"The flow is clearly more natural in Datameer 6," said Tony Baer, principal analyst at Ovum. "That said, I'd like to see more enhancements, like right-clicking to show the lineage of derived data sets."
Traditionally, the analytics process requires either specialized tools for each step that depend on different users and skill sets, or end-to-end-tools that require sequential workflows, Datameer said.
"It's not enough to just get data analytics in the hands of business users—it has to be extremely easy to use," said Stefan Groschupf, CEO of Datameer, in a statement. "The user experience has to engage them with their work and the goals of the company and the back end needs to handle all of the heavy lifting while removing the technical complexity."
Datameer 6 also introduced the addition of Spark to its patent-pending Smart Execution technology, which automatically selects the best processing framework for every single job while abstracting complexity from the end user, Brust said. This addition ensures the fastest processing time and allows the user to focus on the business rather than the underlying technology.
"This means that in addition to MapReduce, Apache Tez and our own single-node in-memory engine for small jobs, the analyses in Datameer workbooks can be executed on Spark, which works really well for a great number of workloads," Brust said. "Unlike most other products that support Spark, however, we have access to other engines as well and Smart Execution will use cost-based optimization to determine which engine or combination of engines will work best for a given job."
What this also means is that should some other execution framework come along and unseat Spark in the future, Datameer can integrate it into the Smart Execution platform and customers will be able to run their workbooks on it, including the workbooks they are building today, Brust added. So not only are they getting the power of Spark, but they also are getting execution optimization and future-proofing, freeing them to focus on their analytics work instead of deliberating which execution framework to run it on.

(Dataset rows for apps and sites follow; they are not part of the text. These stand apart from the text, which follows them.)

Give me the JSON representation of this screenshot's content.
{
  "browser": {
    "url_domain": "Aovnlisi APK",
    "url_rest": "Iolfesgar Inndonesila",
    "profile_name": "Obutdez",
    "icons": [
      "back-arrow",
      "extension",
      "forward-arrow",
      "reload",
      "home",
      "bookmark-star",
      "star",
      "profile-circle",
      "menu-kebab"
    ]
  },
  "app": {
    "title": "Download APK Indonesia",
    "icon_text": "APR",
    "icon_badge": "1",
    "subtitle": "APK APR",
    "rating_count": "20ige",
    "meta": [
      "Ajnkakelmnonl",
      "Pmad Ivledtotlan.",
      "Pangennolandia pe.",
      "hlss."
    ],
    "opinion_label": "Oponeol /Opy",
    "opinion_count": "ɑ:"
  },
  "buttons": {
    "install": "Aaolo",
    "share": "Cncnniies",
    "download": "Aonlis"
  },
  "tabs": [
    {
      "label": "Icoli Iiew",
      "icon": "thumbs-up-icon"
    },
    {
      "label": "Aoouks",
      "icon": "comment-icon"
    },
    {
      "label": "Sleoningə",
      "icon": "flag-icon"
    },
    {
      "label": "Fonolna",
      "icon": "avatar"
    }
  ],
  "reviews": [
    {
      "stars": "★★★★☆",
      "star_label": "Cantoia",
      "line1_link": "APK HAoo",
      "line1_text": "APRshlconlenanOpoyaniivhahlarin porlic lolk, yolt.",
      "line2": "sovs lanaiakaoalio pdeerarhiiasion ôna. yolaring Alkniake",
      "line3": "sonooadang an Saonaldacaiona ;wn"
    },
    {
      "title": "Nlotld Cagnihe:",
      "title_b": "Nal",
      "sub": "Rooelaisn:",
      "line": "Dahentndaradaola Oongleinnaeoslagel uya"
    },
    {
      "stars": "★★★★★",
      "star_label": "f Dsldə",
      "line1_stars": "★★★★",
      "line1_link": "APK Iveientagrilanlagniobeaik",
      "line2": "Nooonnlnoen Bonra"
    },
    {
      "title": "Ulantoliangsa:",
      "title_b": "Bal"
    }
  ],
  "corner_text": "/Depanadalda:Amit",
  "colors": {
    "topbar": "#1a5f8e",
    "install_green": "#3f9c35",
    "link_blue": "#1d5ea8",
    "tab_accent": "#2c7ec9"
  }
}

"The other part of the Datameer 6 features that I like is the architectural choice to include multiple processing engines in the Datameer processing optimizer," Myers said. "There is no one single processing engine that can meet all the requirements of analytical workloads. Using multiple engines on a single dataset without having an analyst move between applications or configurations saves time and continues to remove barriers to the data discovery/analytical process."